Each solar+storage system performs four primary functions: grid support, by injecting power into the grid during peak events, known as peak load management; optimal power flow (OPF) to minimize homeowners’ bills based on time of use (TOU); self-consumption of solar energy; and critical emergency backup power for homeowners, which is important in remote, wildfire-prone mountain communities such as Basalt. These microgrids can operate fully off-grid for two hours with normal use or for four days as backup power while powering critical loads only.Significantly, these four solar+storage systems can operate independently, with one another, as well as in aggregate, thanks to algorithms developed by the DOE’s Advanced Research Projects Agency-Energy (ARPA-E) Network Optimized Distributed Energy Systems (NODES) program. These solar+storage systems represent an autonomous energy grid in which homeowners can exchange energy and services with neighbors, matching generation and demand intelligently and in real-time. Most importantly though, while these systems are autonomous by default, they can also be aggregated, leveraged, and controlled by HCE to coordinate load and generation on the electric grid.
One of the goals of the Basalt Vista project was to provide affordable housing - in terms of both initial purchase price as well as ongoing living costs, to local county workers and teachers in the upper Roaring Fork Valley. Habitat for Humanity Roaring Fork, the developer of the project, estimates Basalt Vista homeowners can expect annual savings of $2,000 in utility costs through net metering. According to NREL, the homeowners in Basalt Vista that are equipped with both solar panels and Blue Ion 2.0 energy storage solutions have been able to reduce their electric bills by 20% on average compared to Basalt Vista homeowners who aren’t equipped with energy storage and solar panels.
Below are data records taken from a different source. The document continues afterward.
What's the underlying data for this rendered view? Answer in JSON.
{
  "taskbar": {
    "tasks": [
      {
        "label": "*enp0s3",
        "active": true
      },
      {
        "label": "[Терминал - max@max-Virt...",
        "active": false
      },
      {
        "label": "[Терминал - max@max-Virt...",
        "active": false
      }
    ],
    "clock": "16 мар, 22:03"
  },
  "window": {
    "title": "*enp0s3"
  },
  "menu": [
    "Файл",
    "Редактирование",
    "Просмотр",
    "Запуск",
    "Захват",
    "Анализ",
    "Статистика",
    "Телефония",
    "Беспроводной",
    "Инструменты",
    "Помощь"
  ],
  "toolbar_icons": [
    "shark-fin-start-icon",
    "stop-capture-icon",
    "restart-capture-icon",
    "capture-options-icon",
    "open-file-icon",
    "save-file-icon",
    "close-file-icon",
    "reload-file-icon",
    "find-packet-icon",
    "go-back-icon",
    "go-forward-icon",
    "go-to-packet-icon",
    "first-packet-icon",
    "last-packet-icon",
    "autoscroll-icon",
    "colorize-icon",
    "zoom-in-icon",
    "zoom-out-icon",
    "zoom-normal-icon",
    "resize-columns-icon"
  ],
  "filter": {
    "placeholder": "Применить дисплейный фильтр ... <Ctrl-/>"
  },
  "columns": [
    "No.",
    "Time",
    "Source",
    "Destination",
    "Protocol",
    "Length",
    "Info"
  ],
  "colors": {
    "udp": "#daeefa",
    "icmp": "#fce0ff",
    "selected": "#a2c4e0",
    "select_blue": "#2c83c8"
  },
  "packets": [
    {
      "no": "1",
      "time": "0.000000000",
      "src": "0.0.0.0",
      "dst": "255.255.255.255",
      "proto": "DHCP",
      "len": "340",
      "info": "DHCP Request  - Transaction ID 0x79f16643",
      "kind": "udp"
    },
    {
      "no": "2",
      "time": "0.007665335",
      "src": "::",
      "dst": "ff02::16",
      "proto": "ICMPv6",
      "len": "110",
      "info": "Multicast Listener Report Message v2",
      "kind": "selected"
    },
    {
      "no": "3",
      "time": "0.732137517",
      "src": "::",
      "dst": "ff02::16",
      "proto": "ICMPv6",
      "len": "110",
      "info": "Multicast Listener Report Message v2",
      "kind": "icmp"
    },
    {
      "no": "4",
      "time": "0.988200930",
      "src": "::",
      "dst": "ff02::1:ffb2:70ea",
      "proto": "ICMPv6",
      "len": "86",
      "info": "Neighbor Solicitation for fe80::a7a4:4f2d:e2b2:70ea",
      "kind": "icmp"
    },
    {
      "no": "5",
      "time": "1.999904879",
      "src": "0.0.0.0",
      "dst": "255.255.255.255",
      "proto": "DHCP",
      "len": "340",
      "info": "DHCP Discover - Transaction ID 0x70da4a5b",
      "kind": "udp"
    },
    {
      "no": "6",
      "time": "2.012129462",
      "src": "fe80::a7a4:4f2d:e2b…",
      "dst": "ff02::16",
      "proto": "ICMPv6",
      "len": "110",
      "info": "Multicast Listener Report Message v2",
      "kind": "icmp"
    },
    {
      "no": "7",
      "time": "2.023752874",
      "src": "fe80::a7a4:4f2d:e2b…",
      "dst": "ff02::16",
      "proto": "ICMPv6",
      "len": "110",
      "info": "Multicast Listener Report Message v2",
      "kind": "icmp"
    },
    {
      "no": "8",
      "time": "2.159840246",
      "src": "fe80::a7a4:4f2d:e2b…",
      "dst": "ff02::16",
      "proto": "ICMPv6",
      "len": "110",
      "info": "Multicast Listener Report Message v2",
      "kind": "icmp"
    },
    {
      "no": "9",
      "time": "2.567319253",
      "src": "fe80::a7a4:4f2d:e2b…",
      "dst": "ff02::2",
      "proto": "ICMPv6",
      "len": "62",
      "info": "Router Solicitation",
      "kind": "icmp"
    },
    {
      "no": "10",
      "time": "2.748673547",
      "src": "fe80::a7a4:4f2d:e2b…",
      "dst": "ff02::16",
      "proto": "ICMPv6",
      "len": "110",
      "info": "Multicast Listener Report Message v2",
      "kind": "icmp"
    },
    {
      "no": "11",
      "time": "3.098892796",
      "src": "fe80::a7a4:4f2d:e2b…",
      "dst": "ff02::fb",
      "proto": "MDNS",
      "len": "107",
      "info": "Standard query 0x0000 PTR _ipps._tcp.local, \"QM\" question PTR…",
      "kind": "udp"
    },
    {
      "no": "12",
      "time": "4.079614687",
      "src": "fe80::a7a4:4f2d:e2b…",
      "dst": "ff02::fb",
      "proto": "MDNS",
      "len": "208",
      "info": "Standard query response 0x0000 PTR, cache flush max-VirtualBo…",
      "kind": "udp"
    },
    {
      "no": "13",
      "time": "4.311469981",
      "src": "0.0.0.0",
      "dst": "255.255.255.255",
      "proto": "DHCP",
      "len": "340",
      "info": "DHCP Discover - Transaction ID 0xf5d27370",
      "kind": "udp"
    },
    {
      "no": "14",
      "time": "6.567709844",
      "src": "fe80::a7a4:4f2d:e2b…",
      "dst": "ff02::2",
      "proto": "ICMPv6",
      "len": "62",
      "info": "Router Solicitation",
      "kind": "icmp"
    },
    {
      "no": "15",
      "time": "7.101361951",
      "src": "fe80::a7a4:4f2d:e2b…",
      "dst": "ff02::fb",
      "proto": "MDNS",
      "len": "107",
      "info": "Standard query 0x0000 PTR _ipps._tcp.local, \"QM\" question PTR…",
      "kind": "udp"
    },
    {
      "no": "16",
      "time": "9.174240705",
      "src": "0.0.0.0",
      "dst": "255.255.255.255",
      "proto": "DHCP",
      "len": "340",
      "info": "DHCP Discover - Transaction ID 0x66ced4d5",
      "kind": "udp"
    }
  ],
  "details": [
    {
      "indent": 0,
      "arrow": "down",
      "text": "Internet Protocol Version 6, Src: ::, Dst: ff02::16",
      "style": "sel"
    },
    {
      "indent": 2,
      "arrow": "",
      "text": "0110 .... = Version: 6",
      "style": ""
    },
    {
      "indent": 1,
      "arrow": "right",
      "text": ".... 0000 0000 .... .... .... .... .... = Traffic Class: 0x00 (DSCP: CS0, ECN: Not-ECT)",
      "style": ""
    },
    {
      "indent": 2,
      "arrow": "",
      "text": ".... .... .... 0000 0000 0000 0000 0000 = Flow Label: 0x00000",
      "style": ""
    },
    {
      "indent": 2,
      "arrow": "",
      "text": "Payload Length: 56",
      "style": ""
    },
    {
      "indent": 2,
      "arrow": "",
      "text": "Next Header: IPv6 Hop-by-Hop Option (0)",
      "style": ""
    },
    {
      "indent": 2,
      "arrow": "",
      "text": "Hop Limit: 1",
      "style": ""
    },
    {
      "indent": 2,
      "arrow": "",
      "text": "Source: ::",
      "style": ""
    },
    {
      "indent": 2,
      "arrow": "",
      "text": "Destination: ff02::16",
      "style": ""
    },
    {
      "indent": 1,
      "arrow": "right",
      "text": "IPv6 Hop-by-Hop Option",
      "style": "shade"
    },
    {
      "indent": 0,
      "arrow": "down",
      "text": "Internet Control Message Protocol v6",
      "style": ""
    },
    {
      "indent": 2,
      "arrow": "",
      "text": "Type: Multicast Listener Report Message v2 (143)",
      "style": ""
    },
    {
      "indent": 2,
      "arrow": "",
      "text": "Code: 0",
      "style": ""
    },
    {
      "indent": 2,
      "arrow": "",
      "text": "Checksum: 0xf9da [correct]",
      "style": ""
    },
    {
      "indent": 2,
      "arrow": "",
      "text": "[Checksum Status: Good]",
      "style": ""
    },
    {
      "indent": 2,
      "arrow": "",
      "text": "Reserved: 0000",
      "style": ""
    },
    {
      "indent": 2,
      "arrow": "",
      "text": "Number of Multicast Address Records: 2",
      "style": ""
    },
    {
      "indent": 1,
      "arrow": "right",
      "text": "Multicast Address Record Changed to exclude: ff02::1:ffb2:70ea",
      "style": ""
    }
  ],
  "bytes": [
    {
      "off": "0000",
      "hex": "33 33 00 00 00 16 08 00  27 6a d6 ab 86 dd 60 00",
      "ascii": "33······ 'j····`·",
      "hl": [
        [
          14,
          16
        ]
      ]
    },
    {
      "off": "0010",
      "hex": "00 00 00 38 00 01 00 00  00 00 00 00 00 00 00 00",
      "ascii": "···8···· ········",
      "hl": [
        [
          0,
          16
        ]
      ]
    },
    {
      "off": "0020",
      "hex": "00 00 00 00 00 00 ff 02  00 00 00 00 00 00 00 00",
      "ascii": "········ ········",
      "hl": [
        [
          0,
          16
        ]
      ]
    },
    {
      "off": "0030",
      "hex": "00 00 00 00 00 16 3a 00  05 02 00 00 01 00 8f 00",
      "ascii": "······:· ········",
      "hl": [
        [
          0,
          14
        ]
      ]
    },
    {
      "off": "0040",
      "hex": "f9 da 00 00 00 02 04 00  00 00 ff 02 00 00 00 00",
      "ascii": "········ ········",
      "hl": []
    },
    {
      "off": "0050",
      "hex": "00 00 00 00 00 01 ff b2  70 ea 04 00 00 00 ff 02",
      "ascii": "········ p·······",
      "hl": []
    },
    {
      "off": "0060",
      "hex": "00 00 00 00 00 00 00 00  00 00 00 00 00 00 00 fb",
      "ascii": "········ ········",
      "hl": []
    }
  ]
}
This is because homeowners with energy storage and solar panels are able to realize greater savings through a Time of Use (TOU) plan in which solar energy is generated by the homeowner and stored during times of low utility pricing and consumed during times of higher utility pricing.Thanks to the DOE, NREL, Habitat for Humanity, HCE, solar power, and reliable, long-lasting Blue Ion 2.0 energy storage solutions, the Basalt Vista project has proven that it is possible to increase resilience through grid-integrated DERs, all while saving the utility and the consumer money.